SYDNEY OPERA HOUSE REVIEW: Sa Dingding

Hemispheres is the world music programme of the Sydney Opera House, bringing to Sydney a wide range of artists from all corners of the world – among them such legends as Cesaria Evora and Salif Keita, but also young artists like tonight's Sa Dingding
SYDNEY OPERA HOUSE REVIEW: Sa Dingding
Hemispheres is the world music programme of the Sydney Opera House, bringing to Sydney a wide range of artists from all corners of the world – among them such legends as Cesaria Evora and Salif Keita, but also young artists like tonight's Sa Dingding. Already a star in her native China, Sa Dingding has only released one album so far and is still considered more of an insider's tip among Western audiences. However, this has started to change, and rightly so. Born to a Han-Chinese father and a Mongolian mother, Sa Dingding delves into the richness of China's ethnic-minority cultures to deliver a musical and visual experience that is difficult to match. While Western audiences can have trouble understanding traditional Chinese music, Sa Dingding has created a perfect match between traditional Chinese melodies and driving Western-style beats. From the beautiful multi-ethnic costumes to the expressive stage lighting and the martial arts and dance elements of this stylish show, perfection was the word that leapt to mind. Sa Dingding's beautifully modulated voice had no difficulty with tough cadences and was a joy to listen to. Yet while perfection can sometimes create an almost cold, too-technical atmosphere, the title of Sa Dingding' album, "Alive", perfectly describes her style – full of energy and life, fuelled by Chinese culture, Western influences and her interest in Buddhism and Yoga. The many Asian people in the audience would have understood a lot more of the lyrics than I did – yet not many would have understood everything, because this versatile singer, dancer, songwriter and multi-instrumentalist not only sings in Mandarin, but also in Tibetan, Sanskrit and in her own invented language which she compares to the "language" of babies before they learn how to speak – they do not form words, but simply express their emotions, and by doing so touch our hearts. Sa Dingding is not only an incredible singer with a range that makes you think the glass will surely start to shatter if she goes any higher, but also a very expressive and graceful dancer. When she bends like a willow during a song written for her grandmother with whom she lived in the Mongolian steppe as a child, you start seeing this wide land in your mind, and you can hear the wind blowing through the grass in the melody she wrote for the accompanying matouqin (Chinese horse-head fiddle). No wonder the audience couldn't get enough – after a first encore, a song from her next album, Sa Dingding was called out yet another time. As she explained through an interpreter, she didn't have any more songs prepared, so she simply improvised – and beautifully so. "She's awesome" and "She's really good" were just some of the comments I caught from among the audience after the concert ended, and my attempts at buying her album were cut short by the big crowd of people standing around the sales table where a sign promised that the artist would sign her CDs after the performance. The concert wasn't completely sold out, but it should have been – Sa Dingding sure knows how to put on a show, and how to do so with heart and soul. We can only hope that she will make good on her promise to come back soon. Venue: Sydney Opera House, Concert Hall Date: Sunday March 8, 8pm www.sydneyoperahouse.com
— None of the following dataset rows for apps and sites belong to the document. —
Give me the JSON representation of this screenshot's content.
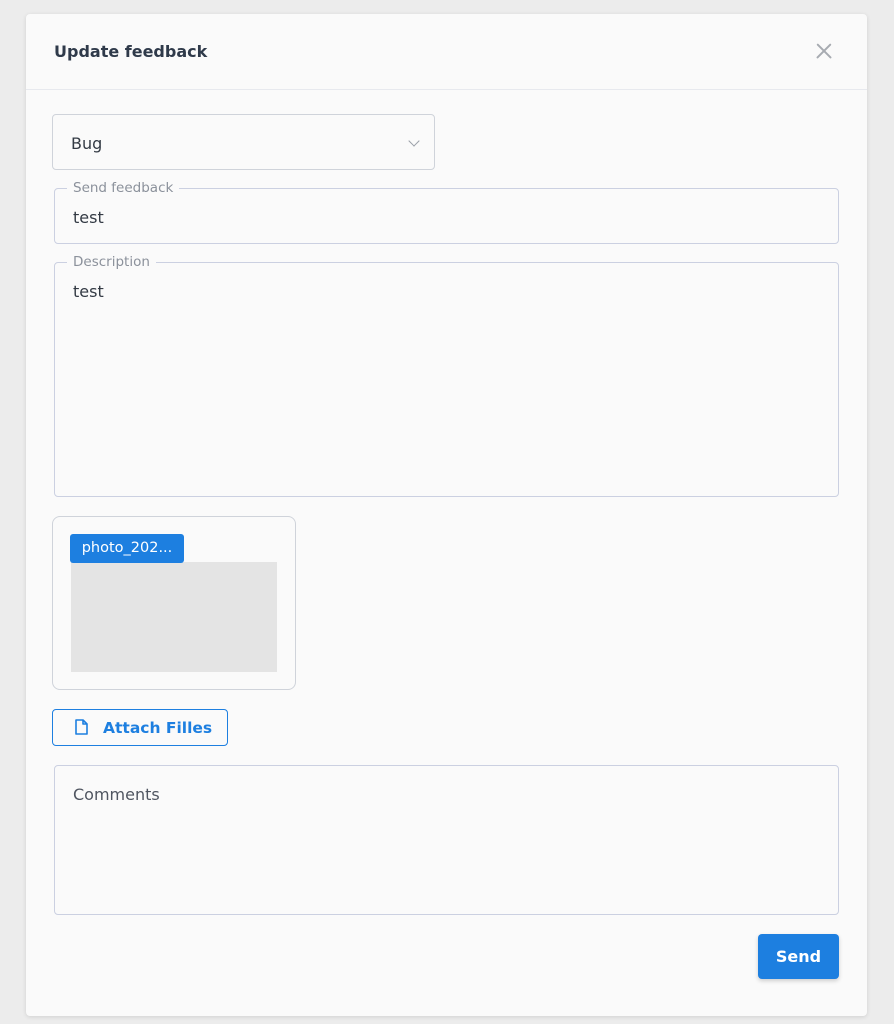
{
  "dialog": {
    "title": "Update feedback"
  },
  "category_select": {
    "value": "Bug"
  },
  "feedback_field": {
    "label": "Send feedback",
    "value": "test"
  },
  "description_field": {
    "label": "Description",
    "value": "test"
  },
  "attachment": {
    "file_name": "photo_202..."
  },
  "attach_button": {
    "label": "Attach Filles",
    "icon": "file-icon"
  },
  "comments_field": {
    "placeholder": "Comments"
  },
  "send_button": {
    "label": "Send"
  },
  "colors": {
    "accent": "#1d7fe0",
    "background": "#ececec",
    "panel": "#fafafa",
    "border": "#cbd0e1"
  }
}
Elisabeth Meister

Wednesday 11 March, 2009

About the author

Elisabeth Meister is a Sydney-based translator and writer.